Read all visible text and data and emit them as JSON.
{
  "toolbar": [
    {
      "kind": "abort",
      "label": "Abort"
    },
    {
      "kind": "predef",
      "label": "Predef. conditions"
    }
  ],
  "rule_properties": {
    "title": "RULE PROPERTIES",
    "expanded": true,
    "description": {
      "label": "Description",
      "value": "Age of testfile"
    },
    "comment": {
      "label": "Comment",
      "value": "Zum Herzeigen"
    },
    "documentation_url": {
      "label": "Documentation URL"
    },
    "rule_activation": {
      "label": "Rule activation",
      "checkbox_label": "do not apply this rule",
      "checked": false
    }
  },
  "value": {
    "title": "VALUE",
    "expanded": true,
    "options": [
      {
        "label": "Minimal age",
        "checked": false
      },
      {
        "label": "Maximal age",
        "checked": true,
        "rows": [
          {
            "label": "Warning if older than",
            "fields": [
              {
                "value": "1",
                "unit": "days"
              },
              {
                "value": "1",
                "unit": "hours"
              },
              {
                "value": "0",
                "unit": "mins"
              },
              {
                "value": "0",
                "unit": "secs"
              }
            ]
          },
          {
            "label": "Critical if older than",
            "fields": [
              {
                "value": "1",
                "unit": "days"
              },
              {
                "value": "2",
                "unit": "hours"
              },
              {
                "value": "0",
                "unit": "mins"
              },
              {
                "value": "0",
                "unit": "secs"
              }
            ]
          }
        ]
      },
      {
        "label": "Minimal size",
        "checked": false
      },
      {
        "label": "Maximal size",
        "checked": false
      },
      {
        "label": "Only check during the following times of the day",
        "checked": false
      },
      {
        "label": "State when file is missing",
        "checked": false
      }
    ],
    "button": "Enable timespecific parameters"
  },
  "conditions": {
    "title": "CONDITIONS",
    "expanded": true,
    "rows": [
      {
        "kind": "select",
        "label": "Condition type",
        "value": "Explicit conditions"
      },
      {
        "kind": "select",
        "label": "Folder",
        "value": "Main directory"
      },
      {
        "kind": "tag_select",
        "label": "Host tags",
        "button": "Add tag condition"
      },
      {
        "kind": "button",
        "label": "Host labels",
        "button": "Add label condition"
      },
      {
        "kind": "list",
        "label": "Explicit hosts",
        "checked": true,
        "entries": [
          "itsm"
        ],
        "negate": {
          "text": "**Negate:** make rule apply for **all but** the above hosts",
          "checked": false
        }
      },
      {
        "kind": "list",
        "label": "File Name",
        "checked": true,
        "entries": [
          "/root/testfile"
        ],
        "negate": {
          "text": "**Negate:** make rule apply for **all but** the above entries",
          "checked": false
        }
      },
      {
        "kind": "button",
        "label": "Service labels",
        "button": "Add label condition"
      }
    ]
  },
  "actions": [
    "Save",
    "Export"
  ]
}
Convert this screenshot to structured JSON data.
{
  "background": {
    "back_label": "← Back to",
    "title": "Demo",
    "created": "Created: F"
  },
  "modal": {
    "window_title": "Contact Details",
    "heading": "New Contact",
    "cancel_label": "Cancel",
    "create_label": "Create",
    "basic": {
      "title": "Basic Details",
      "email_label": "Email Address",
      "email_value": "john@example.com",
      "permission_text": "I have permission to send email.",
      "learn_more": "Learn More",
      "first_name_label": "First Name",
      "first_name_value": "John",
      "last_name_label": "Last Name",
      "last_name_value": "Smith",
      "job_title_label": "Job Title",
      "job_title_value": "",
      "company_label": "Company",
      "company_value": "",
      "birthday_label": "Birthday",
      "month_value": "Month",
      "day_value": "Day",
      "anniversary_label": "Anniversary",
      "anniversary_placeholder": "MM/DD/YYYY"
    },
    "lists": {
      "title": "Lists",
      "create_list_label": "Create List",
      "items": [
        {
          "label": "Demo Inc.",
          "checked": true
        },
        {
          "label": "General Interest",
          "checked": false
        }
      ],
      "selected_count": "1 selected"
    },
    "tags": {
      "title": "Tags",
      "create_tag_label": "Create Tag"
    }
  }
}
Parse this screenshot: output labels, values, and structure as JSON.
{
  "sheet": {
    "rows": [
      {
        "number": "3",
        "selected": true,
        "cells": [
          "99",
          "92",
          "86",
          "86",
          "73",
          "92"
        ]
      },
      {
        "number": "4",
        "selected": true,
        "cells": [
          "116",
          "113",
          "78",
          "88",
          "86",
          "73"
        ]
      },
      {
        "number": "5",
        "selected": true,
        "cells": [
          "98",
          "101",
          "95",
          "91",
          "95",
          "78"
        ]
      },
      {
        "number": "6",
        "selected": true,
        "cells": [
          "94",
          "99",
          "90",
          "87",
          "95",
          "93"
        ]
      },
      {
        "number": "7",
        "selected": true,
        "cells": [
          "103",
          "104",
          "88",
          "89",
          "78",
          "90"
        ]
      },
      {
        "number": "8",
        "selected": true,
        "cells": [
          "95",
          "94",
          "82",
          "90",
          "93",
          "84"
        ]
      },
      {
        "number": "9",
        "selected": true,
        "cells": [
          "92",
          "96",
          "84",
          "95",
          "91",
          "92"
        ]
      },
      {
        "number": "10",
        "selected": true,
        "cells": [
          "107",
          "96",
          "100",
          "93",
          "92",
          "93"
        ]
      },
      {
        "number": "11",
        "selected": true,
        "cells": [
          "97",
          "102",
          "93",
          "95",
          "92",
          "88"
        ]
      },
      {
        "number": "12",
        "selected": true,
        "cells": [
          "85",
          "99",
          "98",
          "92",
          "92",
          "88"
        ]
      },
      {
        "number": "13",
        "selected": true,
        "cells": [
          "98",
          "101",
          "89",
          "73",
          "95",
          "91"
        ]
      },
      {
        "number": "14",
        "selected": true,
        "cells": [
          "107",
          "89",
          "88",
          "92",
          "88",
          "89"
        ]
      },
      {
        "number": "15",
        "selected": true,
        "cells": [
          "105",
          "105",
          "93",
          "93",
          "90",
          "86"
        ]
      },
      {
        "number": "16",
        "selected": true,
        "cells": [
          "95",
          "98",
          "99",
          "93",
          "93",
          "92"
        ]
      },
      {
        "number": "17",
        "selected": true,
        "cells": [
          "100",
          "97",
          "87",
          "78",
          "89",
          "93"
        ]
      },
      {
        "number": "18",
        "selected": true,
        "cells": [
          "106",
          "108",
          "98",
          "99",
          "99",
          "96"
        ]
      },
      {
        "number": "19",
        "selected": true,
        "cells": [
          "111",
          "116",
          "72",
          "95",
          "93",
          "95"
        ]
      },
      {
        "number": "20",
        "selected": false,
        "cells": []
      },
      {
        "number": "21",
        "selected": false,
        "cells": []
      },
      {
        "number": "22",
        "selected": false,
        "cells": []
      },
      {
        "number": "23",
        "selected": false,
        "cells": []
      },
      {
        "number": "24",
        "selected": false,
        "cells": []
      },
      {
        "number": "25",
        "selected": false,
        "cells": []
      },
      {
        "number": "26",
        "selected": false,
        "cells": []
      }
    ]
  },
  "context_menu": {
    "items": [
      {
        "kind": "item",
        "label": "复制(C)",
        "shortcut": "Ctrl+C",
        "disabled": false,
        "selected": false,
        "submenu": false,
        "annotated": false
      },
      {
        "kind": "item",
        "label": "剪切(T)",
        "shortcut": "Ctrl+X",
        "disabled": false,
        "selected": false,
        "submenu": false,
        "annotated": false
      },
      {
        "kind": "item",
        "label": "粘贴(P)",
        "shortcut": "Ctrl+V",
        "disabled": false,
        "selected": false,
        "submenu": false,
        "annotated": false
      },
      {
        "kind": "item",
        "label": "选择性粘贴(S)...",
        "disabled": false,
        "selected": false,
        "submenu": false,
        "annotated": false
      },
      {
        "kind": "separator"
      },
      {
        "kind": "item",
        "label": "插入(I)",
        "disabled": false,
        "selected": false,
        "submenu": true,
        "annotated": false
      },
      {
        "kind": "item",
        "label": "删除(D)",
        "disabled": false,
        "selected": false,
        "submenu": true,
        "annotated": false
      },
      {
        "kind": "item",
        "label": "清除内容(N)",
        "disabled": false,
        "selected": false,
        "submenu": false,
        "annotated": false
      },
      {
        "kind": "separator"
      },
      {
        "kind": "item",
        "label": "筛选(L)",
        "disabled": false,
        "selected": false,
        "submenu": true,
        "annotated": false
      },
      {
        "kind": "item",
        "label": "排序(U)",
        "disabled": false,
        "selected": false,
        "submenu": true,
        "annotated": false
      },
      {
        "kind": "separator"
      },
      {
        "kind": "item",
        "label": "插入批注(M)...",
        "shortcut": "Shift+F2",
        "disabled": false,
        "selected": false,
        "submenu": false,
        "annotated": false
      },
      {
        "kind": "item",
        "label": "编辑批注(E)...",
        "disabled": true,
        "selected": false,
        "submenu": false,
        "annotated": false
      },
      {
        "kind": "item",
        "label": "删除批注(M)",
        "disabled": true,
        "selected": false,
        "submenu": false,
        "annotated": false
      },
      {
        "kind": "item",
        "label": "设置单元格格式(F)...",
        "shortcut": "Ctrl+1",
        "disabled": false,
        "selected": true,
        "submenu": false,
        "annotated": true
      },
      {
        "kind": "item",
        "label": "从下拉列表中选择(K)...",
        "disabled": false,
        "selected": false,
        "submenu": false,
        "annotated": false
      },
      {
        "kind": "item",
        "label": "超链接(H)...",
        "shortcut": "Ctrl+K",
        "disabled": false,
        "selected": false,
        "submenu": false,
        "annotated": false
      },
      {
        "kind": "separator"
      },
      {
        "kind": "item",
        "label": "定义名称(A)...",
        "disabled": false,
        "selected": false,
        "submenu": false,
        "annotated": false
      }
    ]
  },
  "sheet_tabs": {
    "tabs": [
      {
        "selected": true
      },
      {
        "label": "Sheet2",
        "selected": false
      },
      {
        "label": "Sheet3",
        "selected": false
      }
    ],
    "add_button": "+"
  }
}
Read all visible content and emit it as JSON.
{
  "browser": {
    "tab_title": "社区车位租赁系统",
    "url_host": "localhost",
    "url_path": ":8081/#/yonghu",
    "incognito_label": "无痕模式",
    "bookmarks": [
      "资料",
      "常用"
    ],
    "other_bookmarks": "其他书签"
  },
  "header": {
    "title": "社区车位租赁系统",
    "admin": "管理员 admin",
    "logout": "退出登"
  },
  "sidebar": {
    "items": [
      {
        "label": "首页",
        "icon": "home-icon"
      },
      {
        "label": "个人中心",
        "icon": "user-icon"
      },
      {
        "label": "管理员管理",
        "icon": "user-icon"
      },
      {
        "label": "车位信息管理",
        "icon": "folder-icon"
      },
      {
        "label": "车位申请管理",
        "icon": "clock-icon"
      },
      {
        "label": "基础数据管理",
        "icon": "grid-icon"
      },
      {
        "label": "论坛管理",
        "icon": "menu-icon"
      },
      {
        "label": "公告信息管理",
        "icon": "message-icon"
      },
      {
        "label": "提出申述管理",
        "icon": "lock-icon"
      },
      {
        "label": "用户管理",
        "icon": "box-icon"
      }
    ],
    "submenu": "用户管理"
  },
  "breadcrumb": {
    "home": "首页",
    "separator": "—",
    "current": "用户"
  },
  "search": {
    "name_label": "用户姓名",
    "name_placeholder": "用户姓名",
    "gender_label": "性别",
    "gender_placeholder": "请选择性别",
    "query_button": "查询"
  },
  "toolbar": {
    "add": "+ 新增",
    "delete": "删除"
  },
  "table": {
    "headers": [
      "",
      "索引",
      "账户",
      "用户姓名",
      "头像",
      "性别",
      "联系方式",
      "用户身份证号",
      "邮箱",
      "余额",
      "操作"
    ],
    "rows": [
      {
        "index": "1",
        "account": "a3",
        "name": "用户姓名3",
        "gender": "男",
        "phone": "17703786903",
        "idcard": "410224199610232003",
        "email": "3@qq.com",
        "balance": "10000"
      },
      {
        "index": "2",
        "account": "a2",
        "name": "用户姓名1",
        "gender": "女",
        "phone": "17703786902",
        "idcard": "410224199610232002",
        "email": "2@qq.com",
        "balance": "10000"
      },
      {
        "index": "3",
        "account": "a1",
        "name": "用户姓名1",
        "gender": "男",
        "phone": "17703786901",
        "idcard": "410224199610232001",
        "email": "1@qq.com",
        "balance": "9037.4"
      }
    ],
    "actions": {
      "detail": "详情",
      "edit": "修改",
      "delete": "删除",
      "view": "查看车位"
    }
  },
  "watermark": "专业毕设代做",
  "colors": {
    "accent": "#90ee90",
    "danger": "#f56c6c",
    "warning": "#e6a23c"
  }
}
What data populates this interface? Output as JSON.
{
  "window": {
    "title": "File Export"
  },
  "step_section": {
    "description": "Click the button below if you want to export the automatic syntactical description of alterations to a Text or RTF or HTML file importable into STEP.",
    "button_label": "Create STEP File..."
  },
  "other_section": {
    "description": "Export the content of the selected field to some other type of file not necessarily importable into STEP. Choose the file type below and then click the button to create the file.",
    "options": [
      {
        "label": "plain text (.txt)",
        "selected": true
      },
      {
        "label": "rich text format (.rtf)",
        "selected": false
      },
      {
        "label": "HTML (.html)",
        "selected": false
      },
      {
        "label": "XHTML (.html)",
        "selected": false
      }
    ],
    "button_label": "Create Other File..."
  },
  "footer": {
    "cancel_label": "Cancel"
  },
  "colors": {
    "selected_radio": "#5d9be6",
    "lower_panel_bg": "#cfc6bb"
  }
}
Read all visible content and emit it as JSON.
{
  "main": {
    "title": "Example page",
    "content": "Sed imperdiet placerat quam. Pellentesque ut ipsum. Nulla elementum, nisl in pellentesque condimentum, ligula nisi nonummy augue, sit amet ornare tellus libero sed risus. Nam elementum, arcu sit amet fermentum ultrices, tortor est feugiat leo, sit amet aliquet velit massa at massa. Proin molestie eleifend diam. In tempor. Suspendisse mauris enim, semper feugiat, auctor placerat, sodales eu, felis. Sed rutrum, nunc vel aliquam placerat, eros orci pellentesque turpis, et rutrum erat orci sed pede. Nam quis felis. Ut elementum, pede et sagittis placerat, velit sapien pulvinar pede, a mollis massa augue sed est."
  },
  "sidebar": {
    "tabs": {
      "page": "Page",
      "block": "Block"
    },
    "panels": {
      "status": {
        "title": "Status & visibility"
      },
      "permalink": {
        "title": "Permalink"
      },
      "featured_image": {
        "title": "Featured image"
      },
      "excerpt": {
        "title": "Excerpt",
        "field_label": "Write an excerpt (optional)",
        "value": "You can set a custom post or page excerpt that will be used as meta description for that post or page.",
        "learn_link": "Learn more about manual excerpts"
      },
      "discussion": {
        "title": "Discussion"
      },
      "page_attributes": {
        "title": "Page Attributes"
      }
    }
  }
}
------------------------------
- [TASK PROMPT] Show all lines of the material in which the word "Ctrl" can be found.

- [RESPONSE AREA]
        "shortcut": "Ctrl+C",
        "shortcut": "Ctrl+X",
        "shortcut": "Ctrl+V",
        "shortcut": "Ctrl+1",
        "shortcut": "Ctrl+K",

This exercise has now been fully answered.